47Soul, who will take the stage in The Yard, on Jan. 24, combines traditional Dabke music with electronic beats. (Supplied)

The “New National Dish: UAE” exhibition presents four imagined proposals for a new Emirati national dish, based on the environmental, economic and social impacts of climate change.

Visitors to the exhibition will get to try the food and discuss the future of popular dishes.




The “New National Dish: UAE” exhibition presents four imagined proposals for a new Emirati national dish, based on the environmental, economic and social impacts of climate change. (Supplied) 

The contemporary dance performance Ansaf, set to take place on Jan. 24, is created by acclaimed Palestinian choreographer Alaa Krimed and explores questions and concepts facing the Arab world.


Japanese bidet makers flush with post-coronavirus opportunities

Updated 39 min 43 sec ago

Japanese bidet makers flush with post-coronavirus opportunities

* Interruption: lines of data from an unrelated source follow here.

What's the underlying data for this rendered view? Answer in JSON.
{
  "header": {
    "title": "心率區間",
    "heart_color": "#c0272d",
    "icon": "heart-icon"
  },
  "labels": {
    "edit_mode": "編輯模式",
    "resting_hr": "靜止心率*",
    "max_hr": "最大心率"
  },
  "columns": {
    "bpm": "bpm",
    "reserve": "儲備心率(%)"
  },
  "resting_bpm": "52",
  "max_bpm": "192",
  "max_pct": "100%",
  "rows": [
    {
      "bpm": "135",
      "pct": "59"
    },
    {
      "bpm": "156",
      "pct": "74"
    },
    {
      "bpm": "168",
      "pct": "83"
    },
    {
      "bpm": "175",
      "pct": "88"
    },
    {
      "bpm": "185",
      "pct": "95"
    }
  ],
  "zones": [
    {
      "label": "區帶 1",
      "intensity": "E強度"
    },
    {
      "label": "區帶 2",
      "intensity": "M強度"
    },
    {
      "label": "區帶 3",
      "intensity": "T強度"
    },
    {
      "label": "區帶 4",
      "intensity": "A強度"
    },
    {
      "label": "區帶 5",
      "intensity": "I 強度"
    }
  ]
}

  • Long a fixture in Arab and Asian toilets, the device is now getting a second look in US and Europe
  • Modern-day models have functions such as seat warmers and controls for water temperature

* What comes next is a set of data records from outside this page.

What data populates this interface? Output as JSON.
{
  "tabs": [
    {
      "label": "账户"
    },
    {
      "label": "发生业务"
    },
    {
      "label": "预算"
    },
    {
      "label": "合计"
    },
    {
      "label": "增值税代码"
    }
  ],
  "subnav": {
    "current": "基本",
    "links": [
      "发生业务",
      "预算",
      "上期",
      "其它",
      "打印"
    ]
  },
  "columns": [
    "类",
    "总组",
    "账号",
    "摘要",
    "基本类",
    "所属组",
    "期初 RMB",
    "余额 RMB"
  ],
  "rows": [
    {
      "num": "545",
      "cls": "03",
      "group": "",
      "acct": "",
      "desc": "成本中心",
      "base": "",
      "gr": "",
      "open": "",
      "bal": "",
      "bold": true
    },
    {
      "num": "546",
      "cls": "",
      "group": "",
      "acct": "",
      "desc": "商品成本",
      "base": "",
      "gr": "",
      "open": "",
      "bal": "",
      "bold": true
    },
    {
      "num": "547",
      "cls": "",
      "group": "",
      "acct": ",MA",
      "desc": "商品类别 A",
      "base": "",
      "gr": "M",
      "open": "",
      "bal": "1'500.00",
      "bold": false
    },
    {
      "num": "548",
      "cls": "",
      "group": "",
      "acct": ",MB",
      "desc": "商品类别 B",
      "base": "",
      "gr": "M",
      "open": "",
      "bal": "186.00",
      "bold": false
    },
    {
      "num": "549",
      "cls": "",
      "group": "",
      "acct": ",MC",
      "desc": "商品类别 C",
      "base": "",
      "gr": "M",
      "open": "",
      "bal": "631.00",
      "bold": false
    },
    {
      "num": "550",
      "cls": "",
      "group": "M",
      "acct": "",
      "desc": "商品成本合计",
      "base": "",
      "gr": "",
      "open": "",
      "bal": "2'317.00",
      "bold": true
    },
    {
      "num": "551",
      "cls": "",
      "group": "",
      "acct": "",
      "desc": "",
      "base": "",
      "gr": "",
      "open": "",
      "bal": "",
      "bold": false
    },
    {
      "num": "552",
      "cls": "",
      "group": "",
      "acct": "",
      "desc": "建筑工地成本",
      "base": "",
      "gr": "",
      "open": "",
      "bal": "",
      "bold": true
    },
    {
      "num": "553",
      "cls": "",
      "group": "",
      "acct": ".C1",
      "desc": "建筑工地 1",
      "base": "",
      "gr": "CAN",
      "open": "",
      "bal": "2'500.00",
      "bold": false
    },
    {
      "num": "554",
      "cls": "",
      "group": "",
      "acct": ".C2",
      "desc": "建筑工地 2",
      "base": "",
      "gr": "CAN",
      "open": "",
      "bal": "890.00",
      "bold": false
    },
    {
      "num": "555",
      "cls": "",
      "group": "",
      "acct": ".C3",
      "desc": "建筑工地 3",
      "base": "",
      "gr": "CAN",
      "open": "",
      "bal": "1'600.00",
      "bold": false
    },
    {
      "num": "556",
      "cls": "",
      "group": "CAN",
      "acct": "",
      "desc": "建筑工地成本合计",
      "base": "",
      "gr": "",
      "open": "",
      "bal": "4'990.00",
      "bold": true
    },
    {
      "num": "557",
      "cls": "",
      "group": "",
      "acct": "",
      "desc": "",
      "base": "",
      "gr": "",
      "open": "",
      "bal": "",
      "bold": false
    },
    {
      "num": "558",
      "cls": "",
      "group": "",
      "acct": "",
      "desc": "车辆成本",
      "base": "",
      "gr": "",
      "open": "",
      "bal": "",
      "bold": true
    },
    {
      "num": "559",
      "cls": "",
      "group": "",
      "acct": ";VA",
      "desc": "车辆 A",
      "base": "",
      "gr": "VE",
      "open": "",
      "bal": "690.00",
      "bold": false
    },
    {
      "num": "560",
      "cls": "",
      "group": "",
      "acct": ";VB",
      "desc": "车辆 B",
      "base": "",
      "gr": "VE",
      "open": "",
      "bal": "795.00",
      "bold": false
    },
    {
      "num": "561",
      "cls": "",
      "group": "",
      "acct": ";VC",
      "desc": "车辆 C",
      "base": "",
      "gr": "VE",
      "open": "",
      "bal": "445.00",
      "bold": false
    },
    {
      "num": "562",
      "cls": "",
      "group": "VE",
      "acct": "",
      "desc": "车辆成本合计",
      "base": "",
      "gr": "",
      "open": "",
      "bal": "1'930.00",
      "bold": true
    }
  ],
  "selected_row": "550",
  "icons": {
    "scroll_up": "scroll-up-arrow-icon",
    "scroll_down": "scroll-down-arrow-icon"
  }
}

DUBAI/TOKYO: As supermarkets in the West struggle to keep rolls of toilet paper on their shelves, Japanese people do not have to worry about disappearing toilet rolls, as they have something superior: the Washlet.

Just as bidets are popular in the Arab world, shower-toilets such as the Washlet from Japan are in a league of their own.

With such functions as seat warmers, deodorizer to even air dryers, the popular Japanese company Toto creates luxury toilets that have become a staple of Asian homes, restaurants and public buildings.

Toto introduced the first electric toilet with an integrated bidet, the Washlet, in Japan in 1980.

The Japanese company, which was founded in 1917, prides itself on its commitment to improving the environment by creating sustainable toilets that include water-saving features such as eco-friendly flushes.

There is also a unique option in some of Toto’s bidets: Flushing sounds or even music that can cover up embarrassing noises when people do their business.

Washlets have many options in its latest products, including controls for water temperature and jet stream power and direction.

Customers have a choice of speedy and soft jet streams.

Most Washlets have two jets, one for men and one for women. A control panel at the bottom makes the seat easily maneuverable. But advanced Washlets have a control panel at the wall so a user can relax while doing their business.

Toto’s most expensive toilet is the Neorest 750H, which costs over $13,000, according to the official website.

The popular toilet includes an automatic lid that opens or closes when one approaches, an adjustable spray position, a multifunctional wall-mounted remote control and an air-purifying system along with a Bluetooth connectivity to play one’s favorite tracks.

The Washlet even has its own museum. The Toto museum, located in Tokyo, showcases the history and evolution of the bidet in order to pass on the “corporate values to future generations.”

According to the official Toto Museum website, which showcases the culture and history of plumbing equipment, the company “hopes the museum provides visitors an opportunity to learn about the philosophy behind TOTO Manufacturing and how products have developed.”

Toto has several showrooms around the Middle East, including multiple in Saudi Arabia, UAE and Kuwait.

The company also has a showroom in San Francisco. However, while the Western world is aware of these smart hygienic products, their own habits have yet to grow accustomed.

Other big names in the toilet market include Inax and Toshiba. Prices range from about $175 at discount stores to about $325, although an expensive model can cost more than $400.

Japanese-style bidets are enjoying a spurt in popularity owing to toilet-paper shortages in Western countries resulting from panic shopping amid the coronavirus public-health emergency.

At the same time, production has reportedly hit a snag. Nikkei xTECH has reported delays of parts from China, where the first major coronavirus outbreak occurred, amid disruptions in the chain of business.

Suppliers have also not been able to keep up with increased demand from manufacturers trying to stock up on parts they fear may be difficult to obtain moving forward.